Data records for software interfaces:
== Segment start ==
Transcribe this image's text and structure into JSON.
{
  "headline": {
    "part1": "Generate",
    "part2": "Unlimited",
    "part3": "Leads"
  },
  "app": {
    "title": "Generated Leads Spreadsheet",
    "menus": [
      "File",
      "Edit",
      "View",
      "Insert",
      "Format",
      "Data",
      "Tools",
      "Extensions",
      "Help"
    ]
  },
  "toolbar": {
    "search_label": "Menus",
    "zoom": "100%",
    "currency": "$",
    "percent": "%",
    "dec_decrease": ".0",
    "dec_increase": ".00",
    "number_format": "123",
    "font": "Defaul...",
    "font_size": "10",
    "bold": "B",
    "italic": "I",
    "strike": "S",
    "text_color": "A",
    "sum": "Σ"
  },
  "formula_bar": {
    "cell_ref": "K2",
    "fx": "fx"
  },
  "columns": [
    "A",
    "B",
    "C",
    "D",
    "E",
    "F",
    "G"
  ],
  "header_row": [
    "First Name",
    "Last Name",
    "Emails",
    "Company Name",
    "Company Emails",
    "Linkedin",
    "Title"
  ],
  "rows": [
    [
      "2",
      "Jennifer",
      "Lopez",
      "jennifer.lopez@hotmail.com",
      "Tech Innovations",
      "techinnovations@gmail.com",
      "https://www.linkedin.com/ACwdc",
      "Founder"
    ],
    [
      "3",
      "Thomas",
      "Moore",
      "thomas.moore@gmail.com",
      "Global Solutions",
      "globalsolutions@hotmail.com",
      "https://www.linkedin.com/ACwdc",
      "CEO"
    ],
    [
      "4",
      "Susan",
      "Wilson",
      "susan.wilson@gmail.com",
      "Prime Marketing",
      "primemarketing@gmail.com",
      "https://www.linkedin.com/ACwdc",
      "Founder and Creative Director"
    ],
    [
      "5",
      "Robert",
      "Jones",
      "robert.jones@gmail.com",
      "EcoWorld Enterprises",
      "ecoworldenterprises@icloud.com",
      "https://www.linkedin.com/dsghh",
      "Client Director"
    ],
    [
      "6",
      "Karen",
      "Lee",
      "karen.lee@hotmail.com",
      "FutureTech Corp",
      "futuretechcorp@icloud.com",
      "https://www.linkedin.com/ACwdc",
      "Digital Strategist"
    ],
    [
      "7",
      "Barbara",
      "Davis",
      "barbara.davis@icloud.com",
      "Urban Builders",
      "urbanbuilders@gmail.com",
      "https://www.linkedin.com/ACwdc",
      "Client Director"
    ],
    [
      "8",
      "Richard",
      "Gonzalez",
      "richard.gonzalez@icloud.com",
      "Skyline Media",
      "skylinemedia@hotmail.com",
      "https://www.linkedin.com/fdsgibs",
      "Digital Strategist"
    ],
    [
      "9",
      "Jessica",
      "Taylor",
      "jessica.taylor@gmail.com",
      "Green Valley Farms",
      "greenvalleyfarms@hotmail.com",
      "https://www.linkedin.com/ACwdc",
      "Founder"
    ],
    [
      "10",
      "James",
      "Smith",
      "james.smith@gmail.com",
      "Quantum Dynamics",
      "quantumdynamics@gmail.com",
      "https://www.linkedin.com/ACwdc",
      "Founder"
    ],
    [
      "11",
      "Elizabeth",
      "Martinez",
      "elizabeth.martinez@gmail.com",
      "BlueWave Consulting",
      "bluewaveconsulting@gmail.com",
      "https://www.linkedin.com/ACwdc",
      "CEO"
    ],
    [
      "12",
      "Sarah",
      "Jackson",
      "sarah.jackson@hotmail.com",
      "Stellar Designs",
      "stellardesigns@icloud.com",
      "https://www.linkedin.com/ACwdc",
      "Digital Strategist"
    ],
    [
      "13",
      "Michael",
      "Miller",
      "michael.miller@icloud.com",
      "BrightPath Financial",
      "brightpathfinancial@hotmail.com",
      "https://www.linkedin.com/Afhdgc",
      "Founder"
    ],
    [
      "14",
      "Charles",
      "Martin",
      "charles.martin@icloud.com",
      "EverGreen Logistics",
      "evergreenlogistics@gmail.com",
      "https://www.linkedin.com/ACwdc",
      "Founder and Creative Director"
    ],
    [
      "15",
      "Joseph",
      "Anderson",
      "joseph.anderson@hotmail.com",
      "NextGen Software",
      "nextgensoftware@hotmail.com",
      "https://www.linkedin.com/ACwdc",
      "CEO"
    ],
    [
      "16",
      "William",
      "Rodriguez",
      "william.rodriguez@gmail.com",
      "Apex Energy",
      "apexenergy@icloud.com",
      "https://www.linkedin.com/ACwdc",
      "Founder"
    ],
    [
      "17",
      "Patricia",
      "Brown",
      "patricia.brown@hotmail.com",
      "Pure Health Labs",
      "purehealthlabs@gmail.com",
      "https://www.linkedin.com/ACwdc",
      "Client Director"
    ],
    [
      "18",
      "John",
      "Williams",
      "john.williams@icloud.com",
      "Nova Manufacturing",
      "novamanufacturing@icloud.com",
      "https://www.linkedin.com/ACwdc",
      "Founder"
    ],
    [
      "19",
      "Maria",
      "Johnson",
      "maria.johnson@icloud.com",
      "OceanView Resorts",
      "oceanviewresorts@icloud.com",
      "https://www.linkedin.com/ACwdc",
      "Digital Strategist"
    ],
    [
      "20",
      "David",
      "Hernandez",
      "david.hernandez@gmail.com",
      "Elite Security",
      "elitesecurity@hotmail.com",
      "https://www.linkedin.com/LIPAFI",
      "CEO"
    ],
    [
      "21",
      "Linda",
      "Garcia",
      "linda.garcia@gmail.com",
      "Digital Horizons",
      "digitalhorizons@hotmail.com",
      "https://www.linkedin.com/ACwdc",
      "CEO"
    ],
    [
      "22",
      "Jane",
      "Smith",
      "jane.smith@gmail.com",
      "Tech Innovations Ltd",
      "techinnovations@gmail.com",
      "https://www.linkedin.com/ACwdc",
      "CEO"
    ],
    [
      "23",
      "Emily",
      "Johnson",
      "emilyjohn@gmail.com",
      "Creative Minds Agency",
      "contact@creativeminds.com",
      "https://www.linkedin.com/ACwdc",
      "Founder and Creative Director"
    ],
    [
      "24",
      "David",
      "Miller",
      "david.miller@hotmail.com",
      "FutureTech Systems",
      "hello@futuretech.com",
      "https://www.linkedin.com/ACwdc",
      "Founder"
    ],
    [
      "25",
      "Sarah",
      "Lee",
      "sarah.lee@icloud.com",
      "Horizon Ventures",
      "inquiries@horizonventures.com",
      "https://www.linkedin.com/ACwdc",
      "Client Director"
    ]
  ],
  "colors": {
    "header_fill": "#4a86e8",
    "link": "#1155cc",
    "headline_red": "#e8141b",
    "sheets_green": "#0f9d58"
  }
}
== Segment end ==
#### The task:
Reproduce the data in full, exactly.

#### Answer for this exercise:
Transcribe this image's text and structure into JSON.
{
  "headline": {
    "part1": "Generate",
    "part2": "Unlimited",
    "part3": "Leads"
  },
  "app": {
    "title": "Generated Leads Spreadsheet",
    "menus": [
      "File",
      "Edit",
      "View",
      "Insert",
      "Format",
      "Data",
      "Tools",
      "Extensions",
      "Help"
    ]
  },
  "toolbar": {
    "search_label": "Menus",
    "zoom": "100%",
    "currency": "$",
    "percent": "%",
    "dec_decrease": ".0",
    "dec_increase": ".00",
    "number_format": "123",
    "font": "Defaul...",
    "font_size": "10",
    "bold": "B",
    "italic": "I",
    "strike": "S",
    "text_color": "A",
    "sum": "Σ"
  },
  "formula_bar": {
    "cell_ref": "K2",
    "fx": "fx"
  },
  "columns": [
    "A",
    "B",
    "C",
    "D",
    "E",
    "F",
    "G"
  ],
  "header_row": [
    "First Name",
    "Last Name",
    "Emails",
    "Company Name",
    "Company Emails",
    "Linkedin",
    "Title"
  ],
  "rows": [
    [
      "2",
      "Jennifer",
      "Lopez",
      "jennifer.lopez@hotmail.com",
      "Tech Innovations",
      "techinnovations@gmail.com",
      "https://www.linkedin.com/ACwdc",
      "Founder"
    ],
    [
      "3",
      "Thomas",
      "Moore",
      "thomas.moore@gmail.com",
      "Global Solutions",
      "globalsolutions@hotmail.com",
      "https://www.linkedin.com/ACwdc",
      "CEO"
    ],
    [
      "4",
      "Susan",
      "Wilson",
      "susan.wilson@gmail.com",
      "Prime Marketing",
      "primemarketing@gmail.com",
      "https://www.linkedin.com/ACwdc",
      "Founder and Creative Director"
    ],
    [
      "5",
      "Robert",
      "Jones",
      "robert.jones@gmail.com",
      "EcoWorld Enterprises",
      "ecoworldenterprises@icloud.com",
      "https://www.linkedin.com/dsghh",
      "Client Director"
    ],
    [
      "6",
      "Karen",
      "Lee",
      "karen.lee@hotmail.com",
      "FutureTech Corp",
      "futuretechcorp@icloud.com",
      "https://www.linkedin.com/ACwdc",
      "Digital Strategist"
    ],
    [
      "7",
      "Barbara",
      "Davis",
      "barbara.davis@icloud.com",
      "Urban Builders",
      "urbanbuilders@gmail.com",
      "https://www.linkedin.com/ACwdc",
      "Client Director"
    ],
    [
      "8",
      "Richard",
      "Gonzalez",
      "richard.gonzalez@icloud.com",
      "Skyline Media",
      "skylinemedia@hotmail.com",
      "https://www.linkedin.com/fdsgibs",
      "Digital Strategist"
    ],
    [
      "9",
      "Jessica",
      "Taylor",
      "jessica.taylor@gmail.com",
      "Green Valley Farms",
      "greenvalleyfarms@hotmail.com",
      "https://www.linkedin.com/ACwdc",
      "Founder"
    ],
    [
      "10",
      "James",
      "Smith",
      "james.smith@gmail.com",
      "Quantum Dynamics",
      "quantumdynamics@gmail.com",
      "https://www.linkedin.com/ACwdc",
      "Founder"
    ],
    [
      "11",
      "Elizabeth",
      "Martinez",
      "elizabeth.martinez@gmail.com",
      "BlueWave Consulting",
      "bluewaveconsulting@gmail.com",
      "https://www.linkedin.com/ACwdc",
      "CEO"
    ],
    [
      "12",
      "Sarah",
      "Jackson",
      "sarah.jackson@hotmail.com",
      "Stellar Designs",
      "stellardesigns@icloud.com",
      "https://www.linkedin.com/ACwdc",
      "Digital Strategist"
    ],
    [
      "13",
      "Michael",
      "Miller",
      "michael.miller@icloud.com",
      "BrightPath Financial",
      "brightpathfinancial@hotmail.com",
      "https://www.linkedin.com/Afhdgc",
      "Founder"
    ],
    [
      "14",
      "Charles",
      "Martin",
      "charles.martin@icloud.com",
      "EverGreen Logistics",
      "evergreenlogistics@gmail.com",
      "https://www.linkedin.com/ACwdc",
      "Founder and Creative Director"
    ],
    [
      "15",
      "Joseph",
      "Anderson",
      "joseph.anderson@hotmail.com",
      "NextGen Software",
      "nextgensoftware@hotmail.com",
      "https://www.linkedin.com/ACwdc",
      "CEO"
    ],
    [
      "16",
      "William",
      "Rodriguez",
      "william.rodriguez@gmail.com",
      "Apex Energy",
      "apexenergy@icloud.com",
      "https://www.linkedin.com/ACwdc",
      "Founder"
    ],
    [
      "17",
      "Patricia",
      "Brown",
      "patricia.brown@hotmail.com",
      "Pure Health Labs",
      "purehealthlabs@gmail.com",
      "https://www.linkedin.com/ACwdc",
      "Client Director"
    ],
    [
      "18",
      "John",
      "Williams",
      "john.williams@icloud.com",
      "Nova Manufacturing",
      "novamanufacturing@icloud.com",
      "https://www.linkedin.com/ACwdc",
      "Founder"
    ],
    [
      "19",
      "Maria",
      "Johnson",
      "maria.johnson@icloud.com",
      "OceanView Resorts",
      "oceanviewresorts@icloud.com",
      "https://www.linkedin.com/ACwdc",
      "Digital Strategist"
    ],
    [
      "20",
      "David",
      "Hernandez",
      "david.hernandez@gmail.com",
      "Elite Security",
      "elitesecurity@hotmail.com",
      "https://www.linkedin.com/LIPAFI",
      "CEO"
    ],
    [
      "21",
      "Linda",
      "Garcia",
      "linda.garcia@gmail.com",
      "Digital Horizons",
      "digitalhorizons@hotmail.com",
      "https://www.linkedin.com/ACwdc",
      "CEO"
    ],
    [
      "22",
      "Jane",
      "Smith",
      "jane.smith@gmail.com",
      "Tech Innovations Ltd",
      "techinnovations@gmail.com",
      "https://www.linkedin.com/ACwdc",
      "CEO"
    ],
    [
      "23",
      "Emily",
      "Johnson",
      "emilyjohn@gmail.com",
      "Creative Minds Agency",
      "contact@creativeminds.com",
      "https://www.linkedin.com/ACwdc",
      "Founder and Creative Director"
    ],
    [
      "24",
      "David",
      "Miller",
      "david.miller@hotmail.com",
      "FutureTech Systems",
      "hello@futuretech.com",
      "https://www.linkedin.com/ACwdc",
      "Founder"
    ],
    [
      "25",
      "Sarah",
      "Lee",
      "sarah.lee@icloud.com",
      "Horizon Ventures",
      "inquiries@horizonventures.com",
      "https://www.linkedin.com/ACwdc",
      "Client Director"
    ]
  ],
  "colors": {
    "header_fill": "#4a86e8",
    "link": "#1155cc",
    "headline_red": "#e8141b",
    "sheets_green": "#0f9d58"
  }
}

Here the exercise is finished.